When opening up Power Automate, you’ll be asked if you want to created an automated cloud flow, instant could flow, scheduled cloud flow, desktop flow, or business process flow. Let’s break down what each type is and when you would use it.

Cloud flows

There are 3 types of cloud flows you can build in Power Automate (automated, instant or scheduled). If you came to Power Automate wanting to automate something you do in a cloud service (i.e. one of these 600+ connectors here ), then you’d be looking at using cloud flows. Cloud flows have the flow building interface as below:

Screenshot of building a cloud flow

Which type of cloud flow should you pick, then? The difference between the 3 cloud flows is the type of triggering action.

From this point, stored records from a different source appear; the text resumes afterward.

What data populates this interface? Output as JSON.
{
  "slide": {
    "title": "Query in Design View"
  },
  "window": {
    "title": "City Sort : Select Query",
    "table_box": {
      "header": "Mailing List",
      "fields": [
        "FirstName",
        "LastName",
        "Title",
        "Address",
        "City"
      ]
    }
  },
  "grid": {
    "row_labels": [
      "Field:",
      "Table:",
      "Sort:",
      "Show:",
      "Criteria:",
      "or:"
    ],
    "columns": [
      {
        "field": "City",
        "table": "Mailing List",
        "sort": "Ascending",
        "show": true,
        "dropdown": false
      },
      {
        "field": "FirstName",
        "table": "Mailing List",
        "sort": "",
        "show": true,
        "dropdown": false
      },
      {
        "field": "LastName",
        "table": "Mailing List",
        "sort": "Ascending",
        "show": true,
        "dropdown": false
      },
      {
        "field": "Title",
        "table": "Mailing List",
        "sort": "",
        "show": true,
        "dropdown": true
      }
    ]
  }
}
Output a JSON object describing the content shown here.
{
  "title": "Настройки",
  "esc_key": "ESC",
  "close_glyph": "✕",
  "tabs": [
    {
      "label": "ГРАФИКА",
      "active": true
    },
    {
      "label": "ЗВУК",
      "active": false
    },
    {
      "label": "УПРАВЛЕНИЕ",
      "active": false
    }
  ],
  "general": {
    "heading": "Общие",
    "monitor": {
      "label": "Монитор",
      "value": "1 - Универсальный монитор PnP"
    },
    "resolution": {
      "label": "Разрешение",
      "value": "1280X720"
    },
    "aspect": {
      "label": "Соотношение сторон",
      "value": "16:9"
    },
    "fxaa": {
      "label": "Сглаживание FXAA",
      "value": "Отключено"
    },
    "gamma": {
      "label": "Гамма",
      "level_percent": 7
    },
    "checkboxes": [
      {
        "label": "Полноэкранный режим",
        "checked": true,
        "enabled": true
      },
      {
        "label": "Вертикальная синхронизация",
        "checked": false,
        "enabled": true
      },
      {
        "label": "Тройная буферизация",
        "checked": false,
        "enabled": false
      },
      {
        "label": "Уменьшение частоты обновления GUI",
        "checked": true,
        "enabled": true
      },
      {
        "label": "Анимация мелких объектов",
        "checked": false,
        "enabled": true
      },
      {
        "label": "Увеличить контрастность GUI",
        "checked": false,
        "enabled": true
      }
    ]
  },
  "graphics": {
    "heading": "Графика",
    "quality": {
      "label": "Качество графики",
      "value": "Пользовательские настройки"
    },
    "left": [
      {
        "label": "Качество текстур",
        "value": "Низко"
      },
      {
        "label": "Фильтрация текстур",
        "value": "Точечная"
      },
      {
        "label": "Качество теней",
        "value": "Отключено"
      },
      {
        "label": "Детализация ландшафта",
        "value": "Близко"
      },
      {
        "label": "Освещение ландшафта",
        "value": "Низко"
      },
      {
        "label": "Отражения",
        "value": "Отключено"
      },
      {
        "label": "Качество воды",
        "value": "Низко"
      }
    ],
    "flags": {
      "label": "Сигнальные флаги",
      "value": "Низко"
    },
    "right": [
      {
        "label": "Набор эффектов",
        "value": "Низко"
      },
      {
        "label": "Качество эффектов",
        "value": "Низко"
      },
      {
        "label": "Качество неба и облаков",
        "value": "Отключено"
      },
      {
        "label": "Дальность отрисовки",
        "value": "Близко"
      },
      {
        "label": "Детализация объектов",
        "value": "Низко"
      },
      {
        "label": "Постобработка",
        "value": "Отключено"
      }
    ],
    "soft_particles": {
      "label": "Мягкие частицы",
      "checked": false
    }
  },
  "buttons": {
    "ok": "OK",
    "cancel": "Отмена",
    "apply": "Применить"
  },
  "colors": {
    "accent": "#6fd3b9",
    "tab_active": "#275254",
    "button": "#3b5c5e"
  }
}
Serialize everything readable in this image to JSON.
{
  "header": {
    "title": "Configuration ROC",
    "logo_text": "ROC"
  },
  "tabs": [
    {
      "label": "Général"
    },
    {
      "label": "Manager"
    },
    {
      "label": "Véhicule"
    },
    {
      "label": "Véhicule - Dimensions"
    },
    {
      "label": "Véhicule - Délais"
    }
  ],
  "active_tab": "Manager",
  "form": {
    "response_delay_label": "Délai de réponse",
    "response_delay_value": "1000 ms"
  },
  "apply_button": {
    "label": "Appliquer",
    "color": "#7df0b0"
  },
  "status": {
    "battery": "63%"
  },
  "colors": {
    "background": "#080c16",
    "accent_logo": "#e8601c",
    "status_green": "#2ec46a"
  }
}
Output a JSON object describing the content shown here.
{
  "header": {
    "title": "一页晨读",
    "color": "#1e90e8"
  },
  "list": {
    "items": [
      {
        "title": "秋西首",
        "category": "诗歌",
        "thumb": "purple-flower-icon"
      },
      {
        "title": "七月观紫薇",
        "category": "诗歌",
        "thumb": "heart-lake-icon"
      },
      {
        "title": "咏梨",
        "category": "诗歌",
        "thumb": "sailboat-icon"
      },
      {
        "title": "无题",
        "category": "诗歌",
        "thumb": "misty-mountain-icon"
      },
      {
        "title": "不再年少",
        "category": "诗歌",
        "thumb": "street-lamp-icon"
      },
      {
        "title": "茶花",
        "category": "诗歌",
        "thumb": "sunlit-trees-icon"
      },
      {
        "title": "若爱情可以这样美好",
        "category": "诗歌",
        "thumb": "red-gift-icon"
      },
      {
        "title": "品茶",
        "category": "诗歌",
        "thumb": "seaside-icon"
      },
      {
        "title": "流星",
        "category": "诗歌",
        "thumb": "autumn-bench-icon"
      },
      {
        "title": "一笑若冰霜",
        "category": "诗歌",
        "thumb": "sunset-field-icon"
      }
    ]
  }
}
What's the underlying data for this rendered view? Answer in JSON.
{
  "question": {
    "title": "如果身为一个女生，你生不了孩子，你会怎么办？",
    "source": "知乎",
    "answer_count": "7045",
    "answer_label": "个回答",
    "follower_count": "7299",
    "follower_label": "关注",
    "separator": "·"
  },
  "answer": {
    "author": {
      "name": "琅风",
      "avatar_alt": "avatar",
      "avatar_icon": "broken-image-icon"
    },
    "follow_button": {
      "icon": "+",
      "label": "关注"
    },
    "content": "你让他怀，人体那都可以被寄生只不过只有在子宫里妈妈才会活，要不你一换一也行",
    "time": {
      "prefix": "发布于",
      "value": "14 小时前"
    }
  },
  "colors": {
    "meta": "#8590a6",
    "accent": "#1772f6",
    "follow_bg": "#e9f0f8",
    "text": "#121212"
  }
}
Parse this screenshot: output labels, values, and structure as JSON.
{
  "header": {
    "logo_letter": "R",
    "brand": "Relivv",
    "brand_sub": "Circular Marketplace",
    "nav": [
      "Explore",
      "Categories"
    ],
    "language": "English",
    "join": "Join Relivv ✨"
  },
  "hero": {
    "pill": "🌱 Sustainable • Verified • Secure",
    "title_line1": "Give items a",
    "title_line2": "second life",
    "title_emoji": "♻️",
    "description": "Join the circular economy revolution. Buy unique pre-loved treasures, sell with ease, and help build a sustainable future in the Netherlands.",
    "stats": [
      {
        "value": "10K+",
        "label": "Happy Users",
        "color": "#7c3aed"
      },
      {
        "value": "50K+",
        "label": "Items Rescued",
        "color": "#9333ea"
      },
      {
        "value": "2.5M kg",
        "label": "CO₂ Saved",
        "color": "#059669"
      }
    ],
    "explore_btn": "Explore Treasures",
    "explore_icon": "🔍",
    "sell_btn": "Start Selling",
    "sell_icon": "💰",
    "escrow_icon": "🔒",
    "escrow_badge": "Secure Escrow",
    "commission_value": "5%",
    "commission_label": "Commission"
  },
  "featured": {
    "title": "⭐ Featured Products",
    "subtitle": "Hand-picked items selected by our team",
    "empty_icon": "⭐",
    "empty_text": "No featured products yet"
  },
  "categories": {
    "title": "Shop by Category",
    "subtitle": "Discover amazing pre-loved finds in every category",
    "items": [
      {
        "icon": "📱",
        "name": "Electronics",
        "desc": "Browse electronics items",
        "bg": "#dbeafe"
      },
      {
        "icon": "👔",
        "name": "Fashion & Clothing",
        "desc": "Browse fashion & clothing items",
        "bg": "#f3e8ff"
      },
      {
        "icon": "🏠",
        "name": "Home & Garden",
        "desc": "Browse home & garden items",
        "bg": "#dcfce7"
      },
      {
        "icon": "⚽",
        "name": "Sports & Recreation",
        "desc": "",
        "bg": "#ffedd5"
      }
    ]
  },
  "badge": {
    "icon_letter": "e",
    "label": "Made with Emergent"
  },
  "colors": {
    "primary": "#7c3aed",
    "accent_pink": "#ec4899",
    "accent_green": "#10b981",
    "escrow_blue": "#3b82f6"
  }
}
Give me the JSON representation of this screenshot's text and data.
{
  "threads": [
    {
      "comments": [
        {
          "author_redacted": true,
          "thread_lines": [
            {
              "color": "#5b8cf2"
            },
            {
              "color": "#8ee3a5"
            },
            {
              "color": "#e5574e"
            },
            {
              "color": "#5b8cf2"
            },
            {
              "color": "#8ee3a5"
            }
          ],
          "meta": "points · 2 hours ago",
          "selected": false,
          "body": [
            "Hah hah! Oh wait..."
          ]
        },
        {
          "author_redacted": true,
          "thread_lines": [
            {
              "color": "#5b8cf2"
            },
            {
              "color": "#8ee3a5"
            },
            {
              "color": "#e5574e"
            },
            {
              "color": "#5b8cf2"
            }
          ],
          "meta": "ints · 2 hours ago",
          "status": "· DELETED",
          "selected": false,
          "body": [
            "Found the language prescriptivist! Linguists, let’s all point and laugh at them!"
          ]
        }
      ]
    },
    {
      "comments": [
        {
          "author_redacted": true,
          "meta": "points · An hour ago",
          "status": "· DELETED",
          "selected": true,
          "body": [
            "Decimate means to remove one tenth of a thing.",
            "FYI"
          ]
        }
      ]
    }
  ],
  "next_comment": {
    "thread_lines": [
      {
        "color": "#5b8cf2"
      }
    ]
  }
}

Automated cloud flow

These run automatically based on an event happening in a cloud service. E.g.

  • A blog is posted
  • A tweet is posted
  • You get a new email
  • Someone submits a response to a form

It lets you decide what your triggering action should be.

Screenshot of triggering actions for automated cloud flows

Instant Cloud Flow

This is a flow that is manually triggered. So rather than waiting for an event to occur in a cloud service (e.g. a new email arriving in Outlook), it is initiated by the user. This includes:

  • Pressing a button in a Power App
  • Talking to your Power Virtual Agent and it calls a flow
  • Pressing a button in the Power Automate app or website
  • Pressing a button in a Power BI report

Scheduled Cloud Flow

You would use this if you would like to set a time and frequency for your flow to run on it’s own. The triggering action is based on the schedule you specify. You might use this for situations such as:

  • Sending a monthly report to someone
  • Turning on your smart home devices at the same time everyday
  • Scheduling a message to be posted in Teams
  • Scheduling a tweet to be posted
Options for triggering a scheduled cloud flow

Desktop Flows

These are built using the tool Power Automate Desktop. You can download it for free on Windows 10 and it is preinstalled on Windows 11. It is a tool to enable robotic process automation (RPA). Think about tasks you do on your desktop of perhaps a website. It could be a use case such as:

  • Updating an Excel spreadsheet
  • Entering details into / performing tasks on a legacy system (an old-school application you have on your desktop with no API to connect to other, modern systems). Could be something you use for invoice processing, sales orders, managing HR or customer information.
  • Executing commands in CMD
  • Getting clipboard text
  • Interacting with email messages from IMAP or Exchange server
  • Executing SQL statements
  • Downloading a file from a website
  • Using File Explorer
  • Opening an application
  • Running PowerShell script

Check out my post here for more about the difference between Desktop & Cloud flows, and how you can use both of them together.

Business Process Flows

Business Process Flows (BPF) are exclusive to Dataverse. With these flows, you are building out stages in a business processes for a Dataverse table.

BPF building experience, showing the process for converting a lead to an opportunity

BPF can be used standalone for users to follow a business process. However, most often BPF are used in model-driven apps, such as in the screenshot below.

Screenshot of a Lead record Dynamics 365 Sales using the BPF of converting a lead to an opportunity

You would use BPF for situations such as:

  • You are building a model-driven Power App
  • You want your users to follow a process on how to manage and close support cases.
  • You want to guide users on how to work on an opportunity in Dynamics 365 Sales.

Leave a Reply

Fill in your details below or click an icon to log in:

WordPress.com Logo

You are commenting using your WordPress.com account. Log Out /  Change )

Twitter picture

You are commenting using your Twitter account. Log Out /  Change )

Facebook photo

You are commenting using your Facebook account. Log Out /  Change )

Connecting to %s